INPUT MATERIAL |
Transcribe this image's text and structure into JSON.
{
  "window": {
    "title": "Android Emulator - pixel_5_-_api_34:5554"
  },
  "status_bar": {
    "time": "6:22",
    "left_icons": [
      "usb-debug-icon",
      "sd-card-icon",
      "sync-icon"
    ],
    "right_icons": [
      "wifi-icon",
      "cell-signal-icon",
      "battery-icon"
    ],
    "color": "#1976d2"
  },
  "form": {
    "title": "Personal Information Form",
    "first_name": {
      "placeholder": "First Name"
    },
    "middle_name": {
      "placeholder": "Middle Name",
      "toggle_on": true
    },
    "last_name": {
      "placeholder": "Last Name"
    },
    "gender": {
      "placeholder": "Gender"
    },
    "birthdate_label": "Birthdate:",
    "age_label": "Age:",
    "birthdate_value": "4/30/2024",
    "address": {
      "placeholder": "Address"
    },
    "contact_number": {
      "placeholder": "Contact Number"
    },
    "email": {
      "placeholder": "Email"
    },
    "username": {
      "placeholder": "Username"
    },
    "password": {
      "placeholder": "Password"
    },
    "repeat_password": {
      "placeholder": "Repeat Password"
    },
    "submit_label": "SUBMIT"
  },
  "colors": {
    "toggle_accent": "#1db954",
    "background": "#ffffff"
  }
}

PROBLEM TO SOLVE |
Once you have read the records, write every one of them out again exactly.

WRITTEN ANSWER |
Transcribe this image's text and structure into JSON.
{
  "window": {
    "title": "Android Emulator - pixel_5_-_api_34:5554"
  },
  "status_bar": {
    "time": "6:22",
    "left_icons": [
      "usb-debug-icon",
      "sd-card-icon",
      "sync-icon"
    ],
    "right_icons": [
      "wifi-icon",
      "cell-signal-icon",
      "battery-icon"
    ],
    "color": "#1976d2"
  },
  "form": {
    "title": "Personal Information Form",
    "first_name": {
      "placeholder": "First Name"
    },
    "middle_name": {
      "placeholder": "Middle Name",
      "toggle_on": true
    },
    "last_name": {
      "placeholder": "Last Name"
    },
    "gender": {
      "placeholder": "Gender"
    },
    "birthdate_label": "Birthdate:",
    "age_label": "Age:",
    "birthdate_value": "4/30/2024",
    "address": {
      "placeholder": "Address"
    },
    "contact_number": {
      "placeholder": "Contact Number"
    },
    "email": {
      "placeholder": "Email"
    },
    "username": {
      "placeholder": "Username"
    },
    "password": {
      "placeholder": "Password"
    },
    "repeat_password": {
      "placeholder": "Repeat Password"
    },
    "submit_label": "SUBMIT"
  },
  "colors": {
    "toggle_accent": "#1db954",
    "background": "#ffffff"
  }
}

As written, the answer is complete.